Every day more than 500 people are reported missing in the UK, and although most are found within 72 hours, thousands every year are never seen again. BBC Radio Five Live’s Report follows the story of Hampshire teenager, Daniel Nolan, who vanished after a late night fishing trip six months ago. By James Silver
Pauline Nolan is securing a new batch of posters of her missing 15-year-old son, Daniel, to lampposts, trees and bus stops along a busy main road on the outskirts of the Hampshire village of Hamble.“We have not got any motivation in life any more,” she tells me. “My whole spirit has just gone, you are completely empty.”
I never dreamed we would get six months down the line and still not know what has happened to him
When she refers to Daniel, it is always in the present tense.”He is such a good boy. He is as is near as you can get to a perfect teenager.”
She tears down a faded poster and replaces it with a new one.
“I never dreamt we would get six months down the line and still not know what has happened to him.”
Family friend Pippa is putting posters up on the other side of the road.
“One of the things that has upset us is the police have assumed from the outset that he drowned,” she says.
“In fact, until we know otherwise, he is missing. Simple as that.”
It was 1 January when Daniel Nolan set off, as he had done so many times before, for a late-night fishing trip with his friends.
Hamble is a picturesque, yachting village.

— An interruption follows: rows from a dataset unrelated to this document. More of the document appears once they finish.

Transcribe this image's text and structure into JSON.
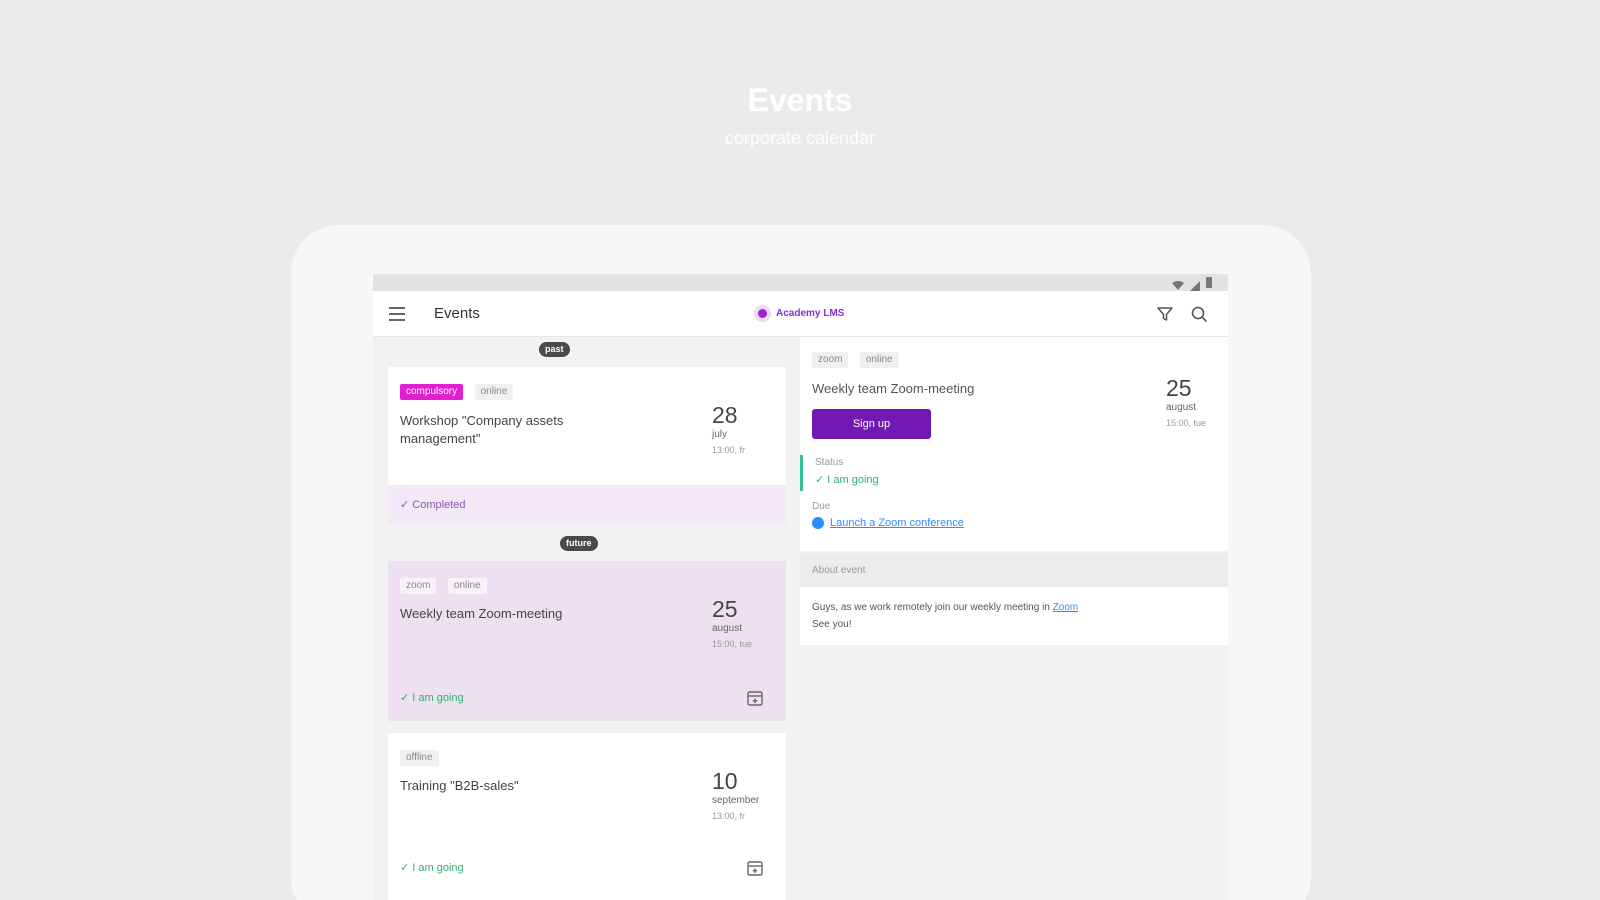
{
  "promo": {
    "title": "Events",
    "subtitle": "corporate calendar"
  },
  "appbar": {
    "title": "Events",
    "brand": "Academy LMS"
  },
  "feed": {
    "past_label": "past",
    "future_label": "future",
    "past_events": [
      {
        "tags": [
          "compulsory",
          "online"
        ],
        "title": "Workshop \"Company assets management\"",
        "day": "28",
        "month": "july",
        "time": "13:00, fr",
        "status": "✓  Completed"
      }
    ],
    "future_events": [
      {
        "tags": [
          "zoom",
          "online"
        ],
        "title": "Weekly team Zoom-meeting",
        "day": "25",
        "month": "august",
        "time": "15:00, tue",
        "status": "✓  I am going"
      },
      {
        "tags": [
          "offline"
        ],
        "title": "Training \"B2B-sales\"",
        "day": "10",
        "month": "september",
        "time": "13:00, fr",
        "status": "✓  I am going"
      }
    ]
  },
  "detail": {
    "tags": [
      "zoom",
      "online"
    ],
    "title": "Weekly team Zoom-meeting",
    "signup_label": "Sign up",
    "day": "25",
    "month": "august",
    "time": "15:00, tue",
    "status_label": "Status",
    "status_value": "✓  I am going",
    "where_label": "Due",
    "where_link": "Launch a Zoom conference",
    "about_label": "About event",
    "about_text": "Guys, as we work remotely join our weekly meeting in",
    "about_link": "Zoom",
    "about_text_2": "See you!"
  },
  "colors": {
    "accent": "#7219b4",
    "compulsory_tag": "#e21fd0",
    "going": "#30b070",
    "link": "#2d8cff",
    "highlight_card": "#ede0f0"
  },
  "icons": [
    "wifi-icon",
    "signal-icon",
    "battery-icon",
    "menu-icon",
    "filter-icon",
    "search-icon",
    "calendar-add-icon",
    "zoom-icon"
  ]
}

Dozens of sailing boats are moored in its quay.
The boys, who had been fishing off a pontoon, were due to pack up and return home at 2am.With no sign of her son at 2.45am Pauline was starting to panic.
She got dressed and went down to the quay.
“I found Daniel’s fishing equipment down there,” she recalls with a shudder, “but no Dan.
“I had a sixth sense that something was wrong, because he is always home on time.
“Then I came home and called the police. It was like pushing a button. By 4.30am all the emergency services were out on the water.”
Daniel was last seen by witnesses at 23.40pm outside the Victory pub in Hamble, where he parted company with his friends.
As they headed home, he went back down the winding lane towards the quay to collect his fishing gear.
In a few hundred yards, somewhere between the Victory and the edge of the pontoon, he vanished.
Six months later, Pauline takes me onto the pontoon where her son and his friends had fished that night.
“You can see there are dozens of yachts around here, lots of obstructions,” she explains.
“We have now had five diving teams searching for Daniel in case he got trapped, two large commercial and army sonar units have patrolled the river and specialist sniffer dogs who can detect decomposing flesh from the surface, but they found nothing.
“Not even an item of clothing.”
Three weeks into the police investigation, Pauline and her husband Greg – desperate for leads – approached a private investigator.Peter Bascombe is a former Hampshire police detective who knows the area well.
“When someone goes missing you have to eliminate three possibilities,” he tells me.
“Did he drown? Has there been foul play, including abduction? Did he walk off of his own accord?”
He thinks the police jumped too soon to the conclusion Daniel drowned without ruling out the other options first.
“The first few weeks of their inquiry I think were shoddy,” he says.
5ft 7inches tall
Brown eyes and dark hair
Last wearing beige jacket and red fleece
“They do not appear to have carried out what I would term as normal standard inquiry practice.”Detective Superintendent Andy Stewart of Hampshire police, who is leading the inquiry, flatly rejects the criticism.
“I am aware that there has been a perception we always only believed Daniel was in the water,” he says.
“That is not the case. We looked at all the possibilities from the early days.”
Mr Bascombe says his hunch is Daniel has been abducted, but he has no evidence.
“We have got nothing,” he admits. “All the usefully-placed CCTV cameras in Hamble were either switched off or broken that night.
“We cannot link it to any particular person, there is no one we can put under surveillance.”
Daniel is 5 ft 7 inches tall. He is of medium build with brown eyes and short dark hair.
When last seen he was wearing a beige jacket, a red fleece, a grey woolly hat and dark blue rip-curl trousers.
The Five Live Report: Missing was presented by James Silver on Sunday.